Wednesday, August 26, 2015

Jumping Legs

Mo had a terrific flat ride yesterday--in the bridle, on-point leg yields, relaxed canter. So M and I decided that for my lesson today, we should, you know, jump some jumps.

And then I pulled into the driveway and saw this. And said, aloud: "Ohhhhhhhh shit."

All jumps please report to the centerline
I actually really love this exercise, and I was psyched that she thought Mo was ready for any part of that. As with all of her jump schools, there are various exercises with degrees of difficulty built in, and I figured she wouldn't ask him the very hardest questions. So I walked into the barn like "LET'S GET READY TO JUMP, MO!"

He was thinking more along the lines of bedtime stories.

I have hearts for eyeballs when I look at this.
So I was all, "Good idea, buddy! Rest your jumping legs. I'll get your tack together and you can get up and stretch and then we'll be ready to go."


Foaling out, there, Mr Belly?
But not to worry. Once I got him up and in the ring, he was forward and happy. I was very pleased. M was riding her young horse too. He's about a year ahead of Mo in his training, but we can do jump schools together sometimes and she can choose the harder options or hike the jumps up another hole when I'm done. I always enjoy the schools where we ride together because I get the instruction and I also get to see her do the exercises and learn. Plus it's fun because we get along so well.

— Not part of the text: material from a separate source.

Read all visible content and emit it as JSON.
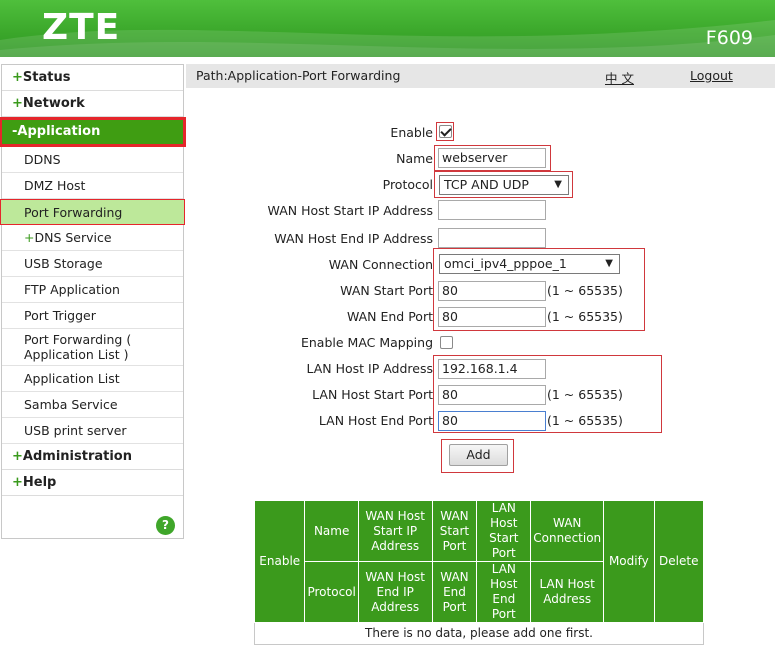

In case you can't tell from my mediocre pics, the line went: chevrons (which we didn't jump but M did later on her more advanced horse), vertical (started out as a cross rail), liverpool (started out with rails on the ground on each side and eventually became a cross rail oxer), vertical, square oxer, vertical, skinny with a block under it. Mo has historically not been a fan of skinnies with stuff under them.

I made him step over the liverpool at the walk and then we both trotted figure 8s over the X. Mo actually took a hard look at the X the first time, which was weird, but we carried on. Then we each did three circles on the left lead over the center vertical. Mo kept trying to break to the trot, and the theme of the day was established: Get the snoozy horse in front of the leg. I mean, that's the theme of his entire life? But when he was in front of my leg in a canter I liked, I could see a distance. When he wasn't, I found that I'd get too far behind the motion and drive him to something, which isn't good. Ideally, I stay with the motion and just keep him in front of my leg. And then, honestly, the distances just show up. For as green as he is, when his motor is running, his canter is really good and jumping is easy for him.

We cantered right lead over the second vertical three times, and that was necessarily a tighter circle because of where it was in the ring. It was fine, though, as long as I kept my leg on through the turn. Then the real work began: Right lead over the first vertical, turn left and jump the next one (making square turns to get straight to the jump), then right over the third vertical, then loop around left back to that vertical and serpentine back down the ring so each jump had been jumped once from each direction.

This was hard for Mo, because things came up fast. If I stretched up tall and kept my leg on, it went okay, though he doesn't always give me the proper lead in the air (no worries, we haven't worked on that at all). But he really did well if I kept him forward. M did the same exercise and also did a set in which she angled each jump. Mo wasn't ready for us to try that so I just watched. Her horse did an incredible job of following her eye. He's going to be a superstar.

Next she had me canter the center vertical, turn, gallop almost all the way around the ring, and then come to the skinny on a long approach, after which I'd make the short turn back. Then I'd repeat the exercise the other way. Mo said no to the skinny at first, but then he was okay after that. I really have to keep his motor running, but skinnies are tough because you also have to steer better. On a horse more broke than him this isn't an issue, but it's a balancing act with him still. He eventually did really well with it. Finally, I'd start with the skinny from the long approach, turn to the square oxer, and then turn back again to the liverpool oxer, then serpentine back up the ring again. It was hard, but he did it. These are the kinds of jump schools that turn into a big step forward for the horses.

The feeling I get from him when everything clicks into place is phenomenal. I can't wait to see where he is in a year.


  1. So cute lying down. I love when horses do that and mine almost never do.

  2. awesome exercises - i've only done something similar with maybe four jumps across the centerline, but it had more to do with being in a super tiny (20x40m) indoor than anything else.